**Exercise goal**
Copy every line in the listing that contains "python".

**Available records**

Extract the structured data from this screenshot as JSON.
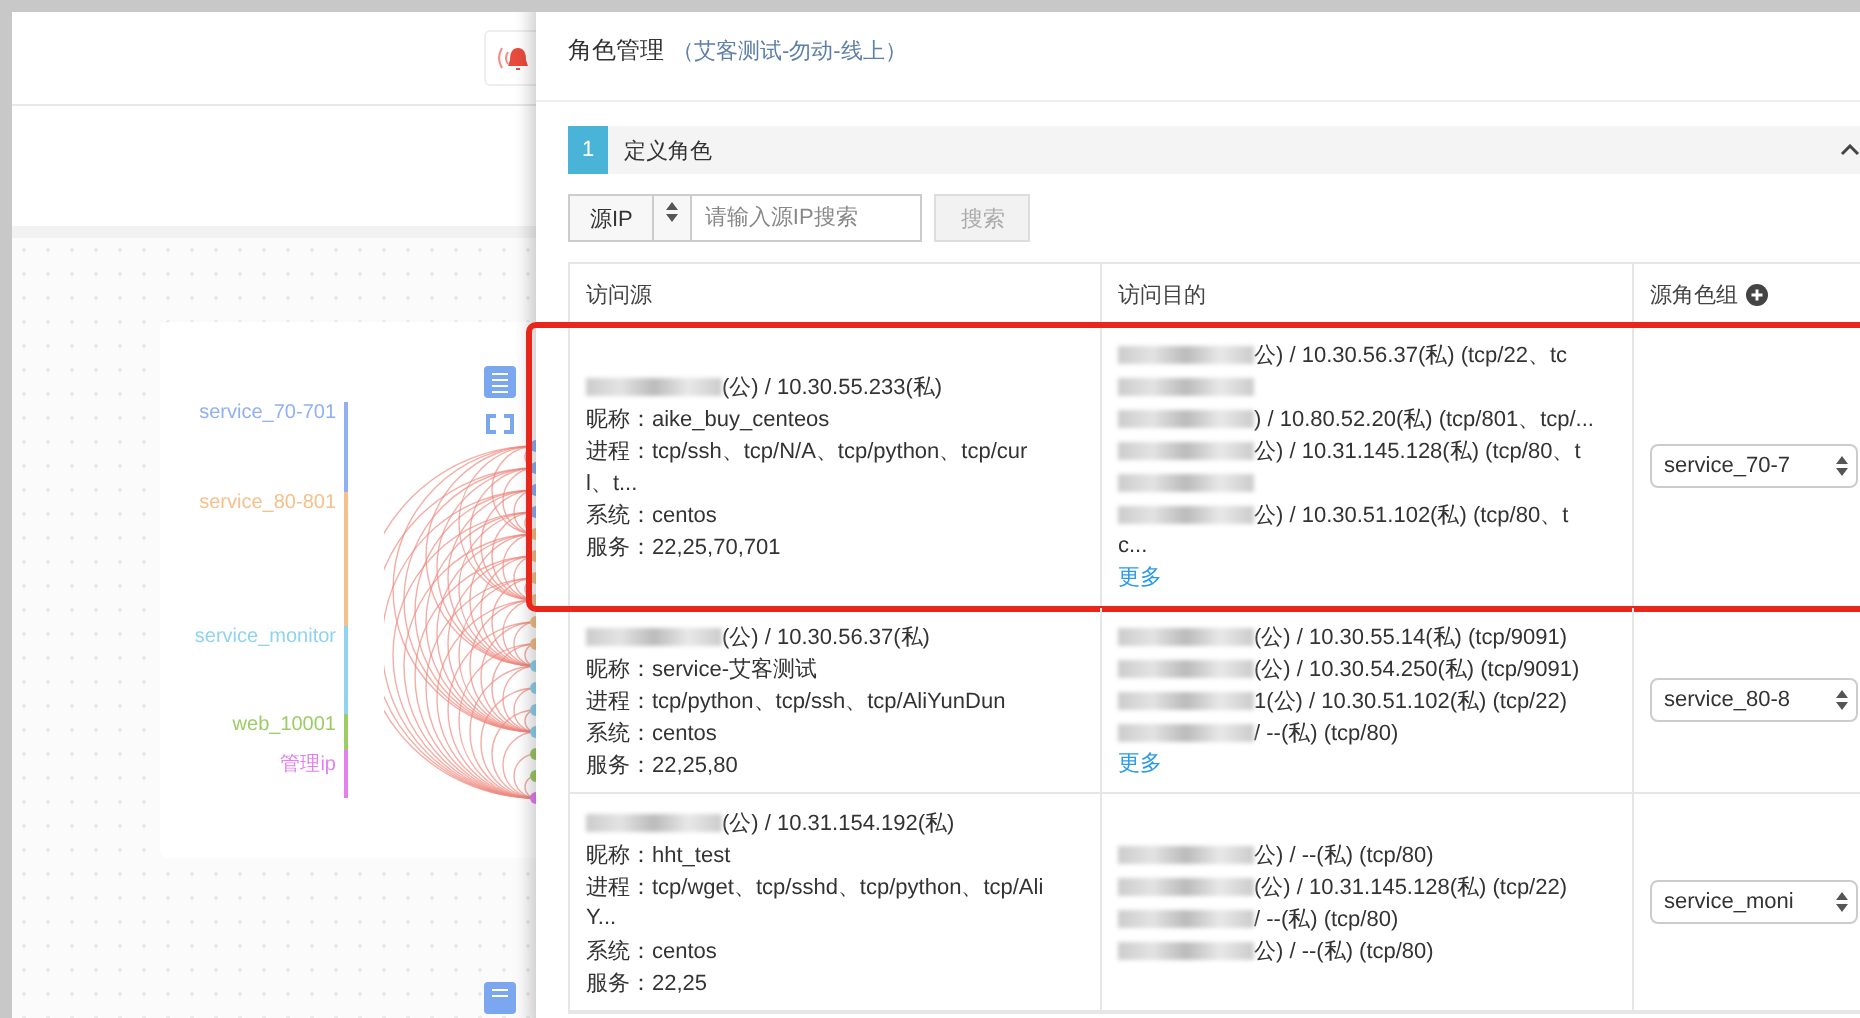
{
  "background": {
    "groups": [
      {
        "label": "service_70-701",
        "color": "#8fb0f5"
      },
      {
        "label": "service_80-801",
        "color": "#f5c08a"
      },
      {
        "label": "service_monitor",
        "color": "#8fd3f0"
      },
      {
        "label": "web_10001",
        "color": "#9ccc65"
      },
      {
        "label": "管理ip",
        "color": "#e57ef0"
      }
    ]
  },
  "dialog": {
    "title": "角色管理",
    "subtitle": "（艾客测试-勿动-线上）",
    "section": {
      "number": "1",
      "title": "定义角色",
      "expanded": true
    },
    "filter": {
      "type": "源IP",
      "placeholder": "请输入源IP搜索",
      "button": "搜索"
    },
    "table": {
      "columns": [
        "访问源",
        "访问目的",
        "源角色组"
      ],
      "rows": [
        {
          "highlighted": true,
          "source": [
            {
              "redacted": true,
              "text": "(公) / 10.30.55.233(私)"
            },
            {
              "redacted": false,
              "text": "昵称：aike_buy_centeos"
            },
            {
              "redacted": false,
              "text": "进程：tcp/ssh、tcp/N/A、tcp/python、tcp/cur"
            },
            {
              "redacted": false,
              "text": "l、t..."
            },
            {
              "redacted": false,
              "text": "系统：centos"
            },
            {
              "redacted": false,
              "text": "服务：22,25,70,701"
            }
          ],
          "dest": [
            {
              "redacted": true,
              "text": "公) / 10.30.56.37(私) (tcp/22、tc"
            },
            {
              "redacted": true
            },
            {
              "redacted": true,
              "text": ") / 10.80.52.20(私) (tcp/801、tcp/..."
            },
            {
              "redacted": true,
              "text": "公) / 10.31.145.128(私) (tcp/80、t"
            },
            {
              "redacted": true
            },
            {
              "redacted": true,
              "text": "公) / 10.30.51.102(私) (tcp/80、t"
            },
            {
              "redacted": false,
              "text": "c..."
            }
          ],
          "more": "更多",
          "group": "service_70-7"
        },
        {
          "highlighted": false,
          "source": [
            {
              "redacted": true,
              "text": "(公) / 10.30.56.37(私)"
            },
            {
              "redacted": false,
              "text": "昵称：service-艾客测试"
            },
            {
              "redacted": false,
              "text": "进程：tcp/python、tcp/ssh、tcp/AliYunDun"
            },
            {
              "redacted": false,
              "text": "系统：centos"
            },
            {
              "redacted": false,
              "text": "服务：22,25,80"
            }
          ],
          "dest": [
            {
              "redacted": true,
              "text": "(公) / 10.30.55.14(私) (tcp/9091)"
            },
            {
              "redacted": true,
              "text": "(公) / 10.30.54.250(私) (tcp/9091)"
            },
            {
              "redacted": true,
              "text": "1(公) / 10.30.51.102(私) (tcp/22)"
            },
            {
              "redacted": true,
              "text": "/ --(私) (tcp/80)"
            }
          ],
          "more": "更多",
          "group": "service_80-8"
        },
        {
          "highlighted": false,
          "source": [
            {
              "redacted": true,
              "text": "(公) / 10.31.154.192(私)"
            },
            {
              "redacted": false,
              "text": "昵称：hht_test"
            },
            {
              "redacted": false,
              "text": "进程：tcp/wget、tcp/sshd、tcp/python、tcp/Ali"
            },
            {
              "redacted": false,
              "text": "Y..."
            },
            {
              "redacted": false,
              "text": "系统：centos"
            },
            {
              "redacted": false,
              "text": "服务：22,25"
            }
          ],
          "dest": [
            {
              "redacted": true,
              "text": "公) / --(私) (tcp/80)"
            },
            {
              "redacted": true,
              "text": "(公) / 10.31.145.128(私) (tcp/22)"
            },
            {
              "redacted": true,
              "text": "/ --(私) (tcp/80)"
            },
            {
              "redacted": true,
              "text": "公) / --(私) (tcp/80)"
            }
          ],
          "group": "service_moni"
        }
      ]
    }
  }
}
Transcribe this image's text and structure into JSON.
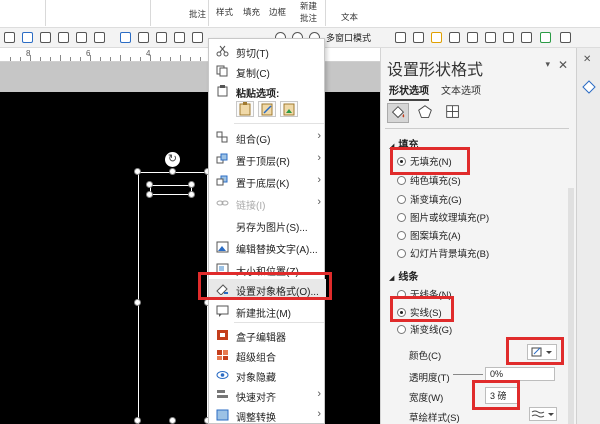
{
  "ribbon": {
    "labels": [
      "批注",
      "样式",
      "填充",
      "边框",
      "新建",
      "批注",
      "文本"
    ]
  },
  "toolbar": {
    "zoom_mode": "多窗口模式"
  },
  "ruler": {
    "numbers": [
      "8",
      "6",
      "4"
    ]
  },
  "context_menu": {
    "items": [
      {
        "label": "剪切(T)",
        "icon": "scissors-icon"
      },
      {
        "label": "复制(C)",
        "icon": "copy-icon"
      },
      {
        "label": "粘贴选项:",
        "icon": "paste-icon"
      },
      {
        "label": "组合(G)",
        "icon": "group-icon",
        "submenu": true
      },
      {
        "label": "置于顶层(R)",
        "icon": "bring-front-icon",
        "submenu": true
      },
      {
        "label": "置于底层(K)",
        "icon": "send-back-icon",
        "submenu": true
      },
      {
        "label": "链接(I)",
        "icon": "link-icon",
        "submenu": true,
        "disabled": true
      },
      {
        "label": "另存为图片(S)...",
        "icon": ""
      },
      {
        "label": "编辑替换文字(A)...",
        "icon": "alt-text-icon"
      },
      {
        "label": "大小和位置(Z)...",
        "icon": "size-icon"
      },
      {
        "label": "设置对象格式(O)...",
        "icon": "format-icon"
      },
      {
        "label": "新建批注(M)",
        "icon": "comment-icon"
      },
      {
        "label": "盒子编辑器",
        "icon": "box-editor-icon"
      },
      {
        "label": "超级组合",
        "icon": "super-group-icon"
      },
      {
        "label": "对象隐藏",
        "icon": "hide-icon"
      },
      {
        "label": "快速对齐",
        "icon": "align-icon",
        "submenu": true
      },
      {
        "label": "调整转换",
        "icon": "convert-icon",
        "submenu": true
      }
    ]
  },
  "pane": {
    "title": "设置形状格式",
    "tab_shape": "形状选项",
    "tab_text": "文本选项",
    "fill_section": "填充",
    "fill_options": [
      "无填充(N)",
      "纯色填充(S)",
      "渐变填充(G)",
      "图片或纹理填充(P)",
      "图案填充(A)",
      "幻灯片背景填充(B)"
    ],
    "line_section": "线条",
    "line_options": [
      "无线条(N)",
      "实线(S)",
      "渐变线(G)"
    ],
    "color_label": "颜色(C)",
    "transparency_label": "透明度(T)",
    "transparency_value": "0%",
    "width_label": "宽度(W)",
    "width_value": "3 磅",
    "sketch_label": "草绘样式(S)"
  },
  "colors": {
    "highlight": "#e02b2b",
    "accent": "#c43e1c"
  }
}
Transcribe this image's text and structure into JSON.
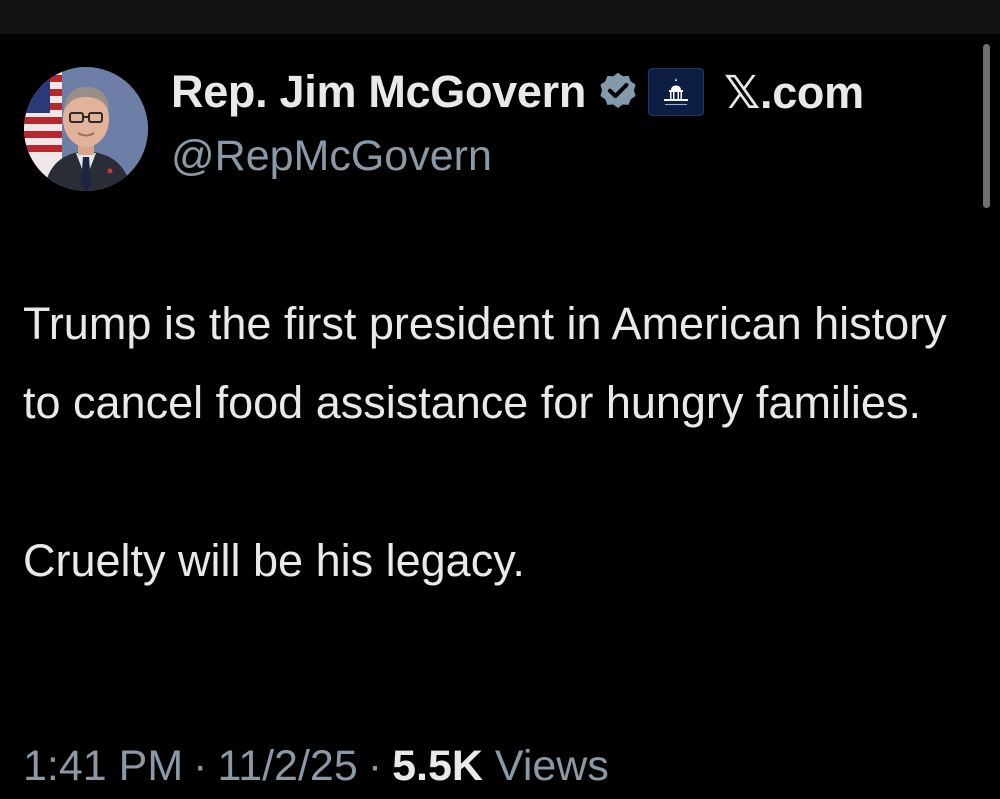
{
  "author": {
    "display_name": "Rep. Jim McGovern",
    "handle": "@RepMcGovern",
    "avatar_icon": "portrait-avatar",
    "verified_icon": "verified-badge-icon",
    "affiliate_icon": "house-democrats-capitol-badge",
    "verified_color": "#829aab"
  },
  "source": {
    "label": "𝕏.com"
  },
  "tweet": {
    "paragraphs": [
      "Trump is the first president in American history to cancel food assistance for hungry families.",
      "Cruelty will be his legacy."
    ]
  },
  "meta": {
    "time": "1:41 PM",
    "separator": "·",
    "date": "11/2/25",
    "views_count": "5.5K",
    "views_label": "Views"
  },
  "colors": {
    "background": "#000000",
    "primary_text": "#e7e9ea",
    "secondary_text": "#8b98a5"
  }
}
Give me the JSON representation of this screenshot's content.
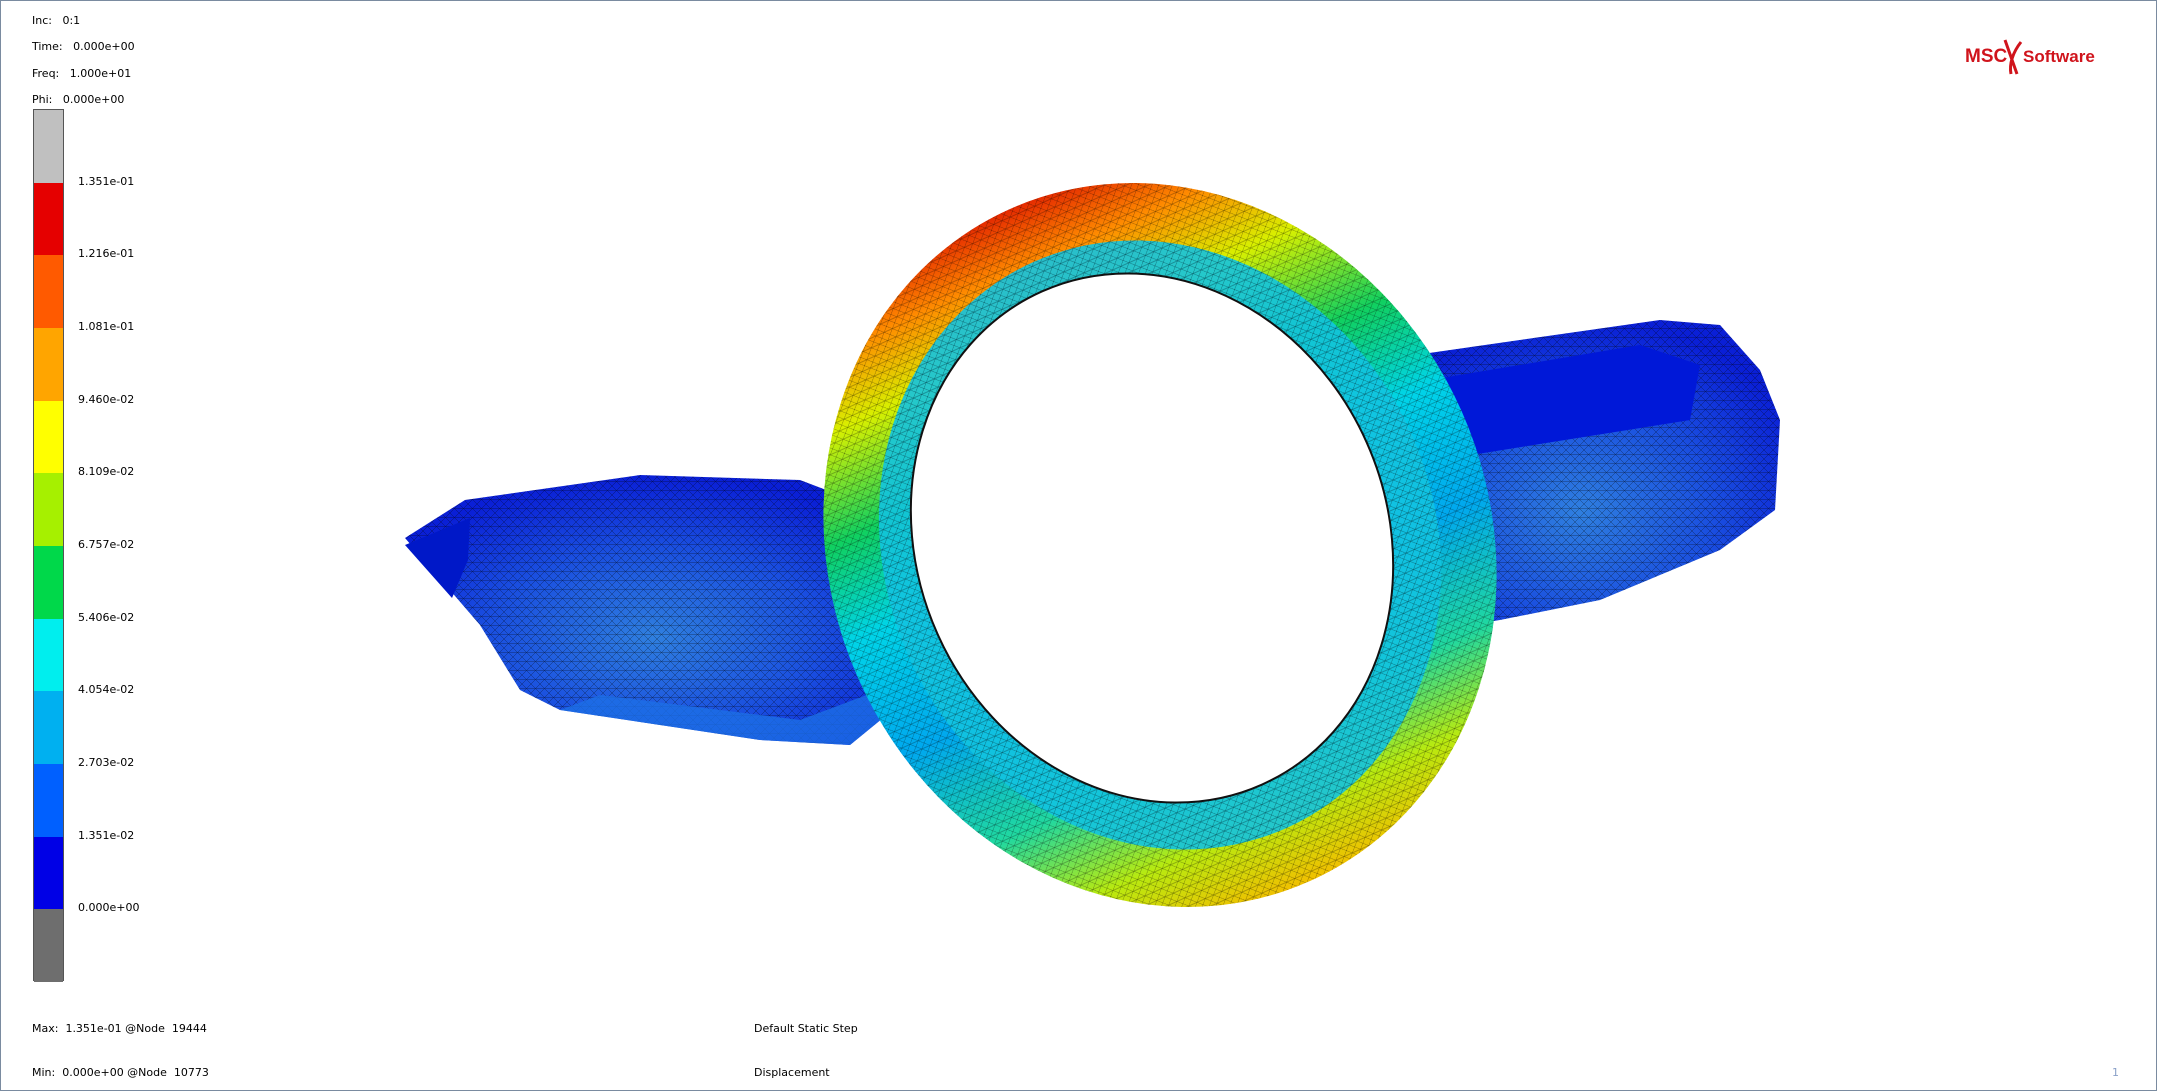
{
  "header_info": {
    "inc": "Inc:   0:1",
    "time": "Time:   0.000e+00",
    "freq": "Freq:   1.000e+01",
    "phi": "Phi:   0.000e+00"
  },
  "legend": {
    "labels": [
      "1.351e-01",
      "1.216e-01",
      "1.081e-01",
      "9.460e-02",
      "8.109e-02",
      "6.757e-02",
      "5.406e-02",
      "4.054e-02",
      "2.703e-02",
      "1.351e-02",
      "0.000e+00"
    ],
    "colors": [
      "#c0c0c0",
      "#e50000",
      "#ff5a00",
      "#ffa500",
      "#ffff00",
      "#a6f000",
      "#00d84a",
      "#00eeee",
      "#00b0f0",
      "#0060ff",
      "#0000e6",
      "#6e6e6e"
    ]
  },
  "footer": {
    "max": "Max:  1.351e-01 @Node  19444",
    "min": "Min:  0.000e+00 @Node  10773",
    "step": "Default Static Step",
    "result": "Displacement",
    "corner": "1"
  },
  "logo": {
    "left_text": "MSC",
    "right_text": "Software",
    "color": "#d0141c"
  }
}
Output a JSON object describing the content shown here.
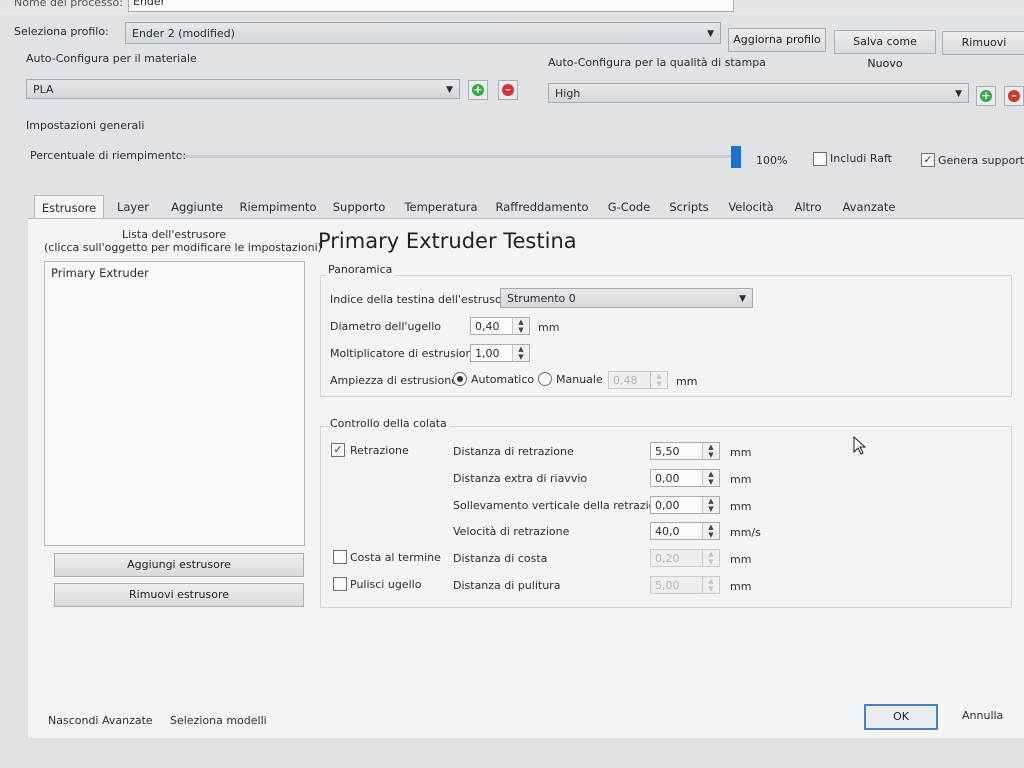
{
  "header": {
    "process_name_label": "Nome del processo:",
    "process_name_value": "Ender",
    "profile_label": "Seleziona profilo:",
    "profile_value": "Ender 2 (modified)",
    "update_profile": "Aggiorna profilo",
    "save_new": "Salva come Nuovo",
    "remove": "Rimuovi"
  },
  "material": {
    "label": "Auto-Configura per il materiale",
    "value": "PLA"
  },
  "quality": {
    "label": "Auto-Configura per la qualità di stampa",
    "value": "High"
  },
  "general": {
    "title": "Impostazioni generali",
    "infill_label": "Percentuale di riempimento:",
    "infill_value": "100%",
    "infill_fraction": 1.0,
    "raft_label": "Includi Raft",
    "raft_checked": false,
    "support_label": "Genera supporto",
    "support_checked": true
  },
  "tabs": [
    "Estrusore",
    "Layer",
    "Aggiunte",
    "Riempimento",
    "Supporto",
    "Temperatura",
    "Raffreddamento",
    "G-Code",
    "Scripts",
    "Velocità",
    "Altro",
    "Avanzate"
  ],
  "extruder_list": {
    "title": "Lista dell'estrusore",
    "subtitle": "(clicca sull'oggetto per modificare le impostazioni)",
    "items": [
      "Primary Extruder"
    ],
    "add_button": "Aggiungi estrusore",
    "remove_button": "Rimuovi estrusore"
  },
  "extruder": {
    "heading": "Primary Extruder Testina",
    "overview_title": "Panoramica",
    "head_index_label": "Indice della testina dell'estrusore",
    "head_index_value": "Strumento 0",
    "nozzle_label": "Diametro dell'ugello",
    "nozzle_value": "0,40",
    "nozzle_unit": "mm",
    "multiplier_label": "Moltiplicatore di estrusione",
    "multiplier_value": "1,00",
    "width_label": "Ampiezza di estrusione",
    "width_auto": "Automatico",
    "width_manual": "Manuale",
    "width_value": "0,48",
    "width_unit": "mm"
  },
  "ooze": {
    "title": "Controllo della colata",
    "retraction_label": "Retrazione",
    "retraction_checked": true,
    "coast_label": "Costa al termine",
    "coast_checked": false,
    "wipe_label": "Pulisci ugello",
    "wipe_checked": false,
    "rows": [
      {
        "label": "Distanza di retrazione",
        "value": "5,50",
        "unit": "mm"
      },
      {
        "label": "Distanza extra di riavvio",
        "value": "0,00",
        "unit": "mm"
      },
      {
        "label": "Sollevamento verticale della retrazione",
        "value": "0,00",
        "unit": "mm"
      },
      {
        "label": "Velocità di retrazione",
        "value": "40,0",
        "unit": "mm/s"
      },
      {
        "label": "Distanza di costa",
        "value": "0,20",
        "unit": "mm"
      },
      {
        "label": "Distanza di pulitura",
        "value": "5,00",
        "unit": "mm"
      }
    ]
  },
  "footer": {
    "hide_advanced": "Nascondi Avanzate",
    "select_models": "Seleziona modelli",
    "ok": "OK",
    "cancel": "Annulla"
  }
}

**Written response**
              "text": "进程：tcp/ssh、tcp/N/A、tcp/python、tcp/cur"
              "text": "进程：tcp/python、tcp/ssh、tcp/AliYunDun"
              "text": "进程：tcp/wget、tcp/sshd、tcp/python、tcp/Ali"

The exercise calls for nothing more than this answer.